As an immigrant to this country I’ve always found comfort in knowing who I am and where I come from. Having a solid identity has helped me navigate in a culture that was new and multilayered. Even before having my children I was concerned with the issues of identity and belonging in a country that often labels as foreign people who have no other land to call home.
I worried that my children would experience an environment that although they felt as their own, could be hostile and insisting they didn’t belong. My children are the reason why I became fascinated with multiculturalism and the more I learned, the more I understood the need to have a good sense of identity and belonging even before people can tell you otherwise.
My favorite Oscar de la Renta quote illustrates very well the way I feel: “My great strength is knowing who I am and where I come from— my island.” Like de la Renta, having a solid sense of identity and belonging have carry me through the hardships of the immigrant experience as I’ve found comfort in my identity in moments where not belonging and seeming “weird” shook me or made me feel isolated.
Even in those moments in which my identity and belonging to a certain group, community, or even my country, became the focus of negativity and/or mockery, I found strength in knowing my truth, my group, my community and my people. That’s exactly the strength I want my children to have; an identity as solid as a skyscraper foundation that while the building might be shaken by strong winds, it supports it to continues to stand tall.
I know that my children are growing up in a very different reality than the one I grow up in. The country I grew up in had a single dominant culture, symbols, cuisine and music that we were all proud of. As a nation we had many points of connection that brought us together. My children were born in a different country and in a different time; the world has gone global and identities are shifting and causing tension.
What I know About Identity And Belonging
There are two definitions of identity that, in my opinion, are close to what it really means. The Merriam-Webster defines it as “the distinguishing character or personality of an individual”; while the Cambridge Dictionary defines it as “who a person is, or the qualities of a person or group that make them different from others”. Both of these definitions describe how identity can live not only in an individual, but in a group, country or region.
To me, identity is a the core of our human experience and is much more than our culture, country of origin and race. While those 3 elements definitely shape the way we identify ourselves, identity and belonging are rooted in things that are much more important and allow us to connect with people at a deeper level.
That’s why I define identity as a person’s deep sense of self, love of its own unique qualities and pride of his/her own story and background. That identity provides a profound sense of belonging in our own skin, in our family, in our community, and in our country. As a mom raising kids in a multicultural environment, I want my children to have the necessary tools to appreciate and respect the identity of others, while being grounded on their own.
7 Truths About Identity And Belonging I Want My Kids To Know
- You are an important member of our family. You are loved and accepted just the way you are. You are not perfect and we don’t want you to be, you are YOU and that’s awesome! You BELONG here, and you will always do. When any of the following truths challenge you, refer back to this one to remember who you are.
- When I look at you, I see beauty. From the tip of your toes, your smile, your skin color, your hair, to the tip of your forehead, everything about you is unique. There is only one you, and that’s a great reason to celebrate.

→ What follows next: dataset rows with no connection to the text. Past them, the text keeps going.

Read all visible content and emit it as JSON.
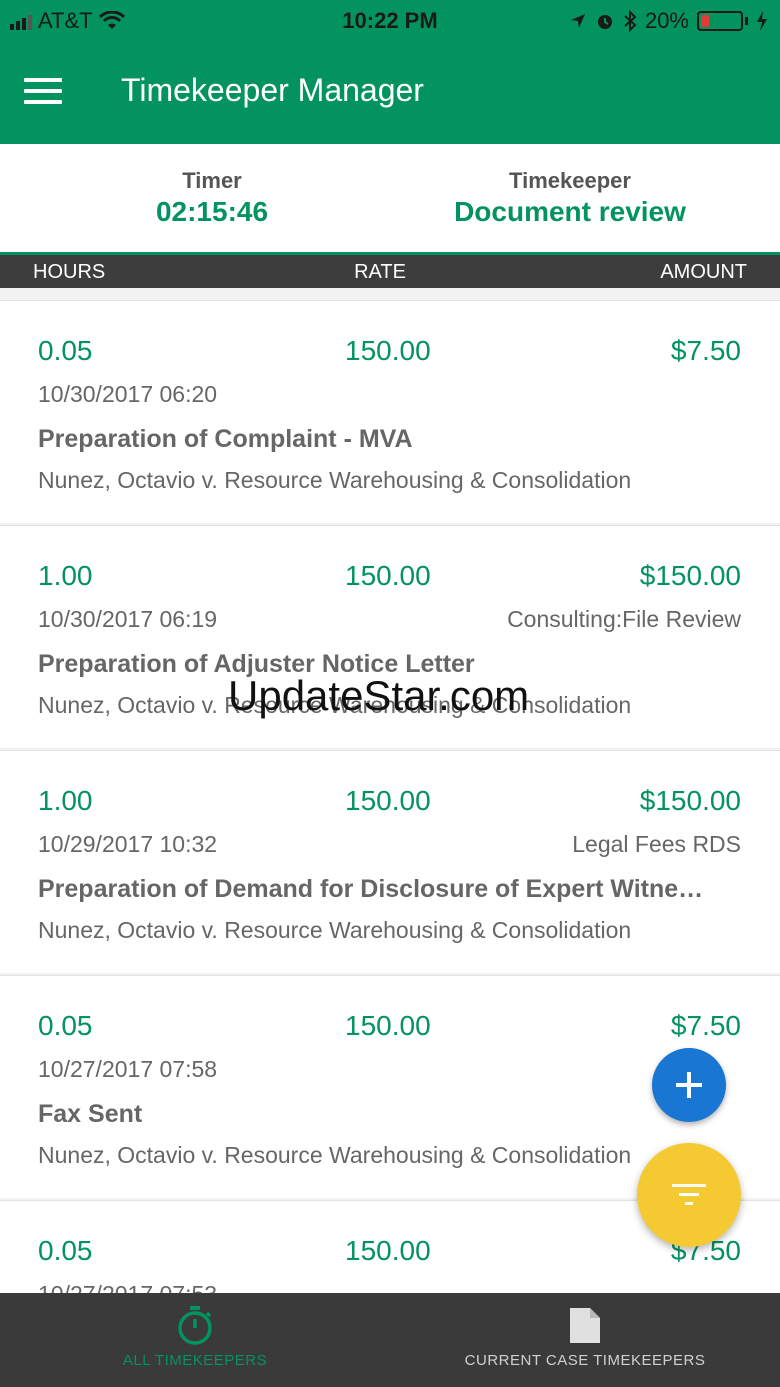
{
  "status_bar": {
    "carrier": "AT&T",
    "time": "10:22 PM",
    "battery_percent": "20%",
    "battery_level": 0.2,
    "icons": [
      "signal-icon",
      "wifi-icon",
      "location-icon",
      "alarm-icon",
      "bluetooth-icon",
      "battery-icon",
      "charging-icon"
    ]
  },
  "app_bar": {
    "title": "Timekeeper Manager"
  },
  "timer_panel": {
    "timer_label": "Timer",
    "timer_value": "02:15:46",
    "timekeeper_label": "Timekeeper",
    "timekeeper_value": "Document review"
  },
  "columns": {
    "hours": "HOURS",
    "rate": "RATE",
    "amount": "AMOUNT"
  },
  "entries": [
    {
      "hours": "0.05",
      "rate": "150.00",
      "amount": "$7.50",
      "date": "10/30/2017 06:20",
      "category": "",
      "description": "Preparation of Complaint - MVA",
      "case": "Nunez, Octavio v. Resource Warehousing & Consolidation"
    },
    {
      "hours": "1.00",
      "rate": "150.00",
      "amount": "$150.00",
      "date": "10/30/2017 06:19",
      "category": "Consulting:File Review",
      "description": "Preparation of Adjuster Notice Letter",
      "case": "Nunez, Octavio v. Resource Warehousing & Consolidation"
    },
    {
      "hours": "1.00",
      "rate": "150.00",
      "amount": "$150.00",
      "date": "10/29/2017 10:32",
      "category": "Legal Fees RDS",
      "description": "Preparation of Demand for Disclosure of Expert Witne…",
      "case": "Nunez, Octavio v. Resource Warehousing & Consolidation"
    },
    {
      "hours": "0.05",
      "rate": "150.00",
      "amount": "$7.50",
      "date": "10/27/2017 07:58",
      "category": "",
      "description": "Fax Sent",
      "case": "Nunez, Octavio v. Resource Warehousing & Consolidation"
    },
    {
      "hours": "0.05",
      "rate": "150.00",
      "amount": "$7.50",
      "date": "10/27/2017 07:53",
      "category": "",
      "description": "",
      "case": ""
    }
  ],
  "watermark": "UpdateStar.com",
  "fabs": {
    "add_icon": "plus-icon",
    "filter_icon": "filter-icon"
  },
  "bottom_nav": {
    "all_label": "ALL TIMEKEEPERS",
    "all_icon": "stopwatch-icon",
    "current_label": "CURRENT CASE TIMEKEEPERS",
    "current_icon": "document-icon"
  },
  "colors": {
    "primary": "#03935f",
    "fab_add": "#1976d2",
    "fab_filter": "#f5c932",
    "nav_background": "#3a3a3a"
  }
}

- You also belong to a rich culture with hundreds of years in the making. While some elements within that cultural experience might seem strange to others, you know very well its traditions, its music and its food, and that provides you with different elements to be yourself in a multicultural world.

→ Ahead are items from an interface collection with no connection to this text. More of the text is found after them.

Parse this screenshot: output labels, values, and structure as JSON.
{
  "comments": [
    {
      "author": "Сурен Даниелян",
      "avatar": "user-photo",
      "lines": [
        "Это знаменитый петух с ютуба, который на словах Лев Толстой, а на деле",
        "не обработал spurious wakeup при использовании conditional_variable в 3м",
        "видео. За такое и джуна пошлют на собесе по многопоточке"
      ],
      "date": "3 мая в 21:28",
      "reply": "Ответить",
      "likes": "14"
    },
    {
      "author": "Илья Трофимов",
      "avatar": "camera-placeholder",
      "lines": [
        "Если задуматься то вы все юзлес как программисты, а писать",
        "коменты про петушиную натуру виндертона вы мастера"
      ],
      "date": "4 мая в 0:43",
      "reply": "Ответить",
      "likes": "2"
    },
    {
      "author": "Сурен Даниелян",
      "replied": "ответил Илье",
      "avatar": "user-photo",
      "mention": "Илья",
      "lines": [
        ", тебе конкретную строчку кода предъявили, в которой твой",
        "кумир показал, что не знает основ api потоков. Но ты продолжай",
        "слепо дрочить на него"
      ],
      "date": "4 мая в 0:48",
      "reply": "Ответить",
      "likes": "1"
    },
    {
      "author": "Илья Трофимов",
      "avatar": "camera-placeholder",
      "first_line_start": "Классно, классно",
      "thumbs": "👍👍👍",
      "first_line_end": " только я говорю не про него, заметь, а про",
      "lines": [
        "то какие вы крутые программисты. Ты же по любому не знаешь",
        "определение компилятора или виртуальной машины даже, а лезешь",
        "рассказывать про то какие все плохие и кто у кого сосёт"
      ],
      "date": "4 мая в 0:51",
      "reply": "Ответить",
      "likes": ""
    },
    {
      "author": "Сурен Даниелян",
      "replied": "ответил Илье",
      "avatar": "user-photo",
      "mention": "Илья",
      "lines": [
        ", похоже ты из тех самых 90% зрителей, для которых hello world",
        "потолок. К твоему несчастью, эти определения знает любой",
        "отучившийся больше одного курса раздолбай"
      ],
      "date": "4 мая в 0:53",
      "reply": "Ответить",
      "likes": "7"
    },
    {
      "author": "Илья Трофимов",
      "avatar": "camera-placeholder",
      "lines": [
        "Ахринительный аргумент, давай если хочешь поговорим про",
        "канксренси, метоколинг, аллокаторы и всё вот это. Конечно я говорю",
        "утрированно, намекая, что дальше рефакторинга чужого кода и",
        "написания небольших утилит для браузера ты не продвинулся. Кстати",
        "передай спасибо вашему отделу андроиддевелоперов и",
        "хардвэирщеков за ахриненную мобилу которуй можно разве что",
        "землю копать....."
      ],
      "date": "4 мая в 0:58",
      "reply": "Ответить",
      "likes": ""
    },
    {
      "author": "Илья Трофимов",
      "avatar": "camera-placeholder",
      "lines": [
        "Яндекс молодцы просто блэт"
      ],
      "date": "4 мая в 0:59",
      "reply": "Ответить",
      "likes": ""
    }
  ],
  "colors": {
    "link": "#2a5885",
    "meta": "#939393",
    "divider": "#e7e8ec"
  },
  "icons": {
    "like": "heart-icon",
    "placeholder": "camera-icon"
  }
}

- You have a birth right to claim the land you were born your own, to love it despite the struggles and beyond its flaws.

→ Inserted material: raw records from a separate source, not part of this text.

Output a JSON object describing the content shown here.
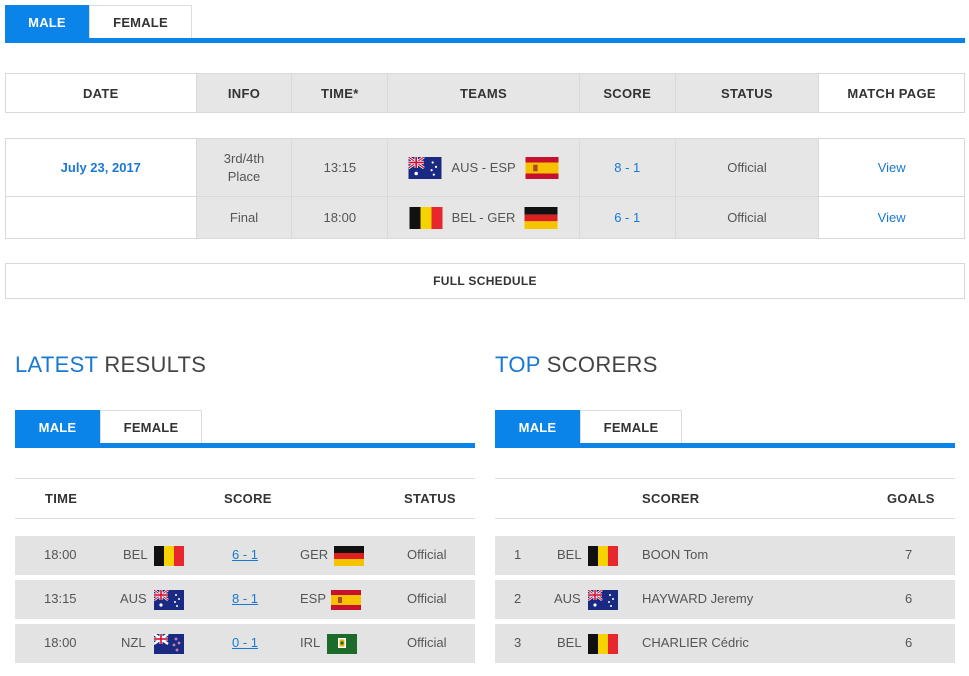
{
  "top_tabs": {
    "male": "MALE",
    "female": "FEMALE"
  },
  "schedule": {
    "headers": {
      "date": "DATE",
      "info": "INFO",
      "time": "TIME*",
      "teams": "TEAMS",
      "score": "SCORE",
      "status": "STATUS",
      "match_page": "MATCH PAGE"
    },
    "rows": [
      {
        "date": "July 23, 2017",
        "info": "3rd/4th Place",
        "time": "13:15",
        "teams": "AUS - ESP",
        "home_flag": "australia-flag",
        "away_flag": "spain-flag",
        "score": "8 - 1",
        "status": "Official",
        "link": "View"
      },
      {
        "date": "",
        "info": "Final",
        "time": "18:00",
        "teams": "BEL - GER",
        "home_flag": "belgium-flag",
        "away_flag": "germany-flag",
        "score": "6 - 1",
        "status": "Official",
        "link": "View"
      }
    ],
    "full_schedule": "FULL SCHEDULE"
  },
  "latest_results": {
    "title_highlight": "LATEST",
    "title_rest": "RESULTS",
    "tabs": {
      "male": "MALE",
      "female": "FEMALE"
    },
    "headers": {
      "time": "TIME",
      "score": "SCORE",
      "status": "STATUS"
    },
    "rows": [
      {
        "time": "18:00",
        "home": "BEL",
        "home_flag": "belgium-flag",
        "score": "6 - 1",
        "away": "GER",
        "away_flag": "germany-flag",
        "status": "Official"
      },
      {
        "time": "13:15",
        "home": "AUS",
        "home_flag": "australia-flag",
        "score": "8 - 1",
        "away": "ESP",
        "away_flag": "spain-flag",
        "status": "Official"
      },
      {
        "time": "18:00",
        "home": "NZL",
        "home_flag": "new-zealand-flag",
        "score": "0 - 1",
        "away": "IRL",
        "away_flag": "ireland-hockey-flag",
        "status": "Official"
      }
    ]
  },
  "top_scorers": {
    "title_highlight": "TOP",
    "title_rest": "SCORERS",
    "tabs": {
      "male": "MALE",
      "female": "FEMALE"
    },
    "headers": {
      "scorer": "SCORER",
      "goals": "GOALS"
    },
    "rows": [
      {
        "rank": "1",
        "country": "BEL",
        "flag": "belgium-flag",
        "name": "BOON Tom",
        "goals": "7"
      },
      {
        "rank": "2",
        "country": "AUS",
        "flag": "australia-flag",
        "name": "HAYWARD Jeremy",
        "goals": "6"
      },
      {
        "rank": "3",
        "country": "BEL",
        "flag": "belgium-flag",
        "name": "CHARLIER Cédric",
        "goals": "6"
      }
    ]
  },
  "colors": {
    "accent": "#0a84e8",
    "link": "#1a78d4",
    "row_bg": "#e3e3e3",
    "header_grey": "#e6e6e6"
  }
}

- As a multicultural person, you are allowed to identify yourself with any one of the elements that conform your existence. You don’t have to disclose all of them at all times, nor you have to omit them if you feel like mentioning them.
- You, and only you, are in charge of your spirituality. You may choose any religion you want, or none at all, knowing that’s one of the most personal choices you’ll make that will shape you and become part of your identity.
- You may choose who to love, without regards of background, ethnicity, race or gender. You may follow your heart to where it takes you without thinking in fulfilling any societal expectation, other than your own.
Multiculturalism, Diversity & Inclusion Expert | Author | Speaker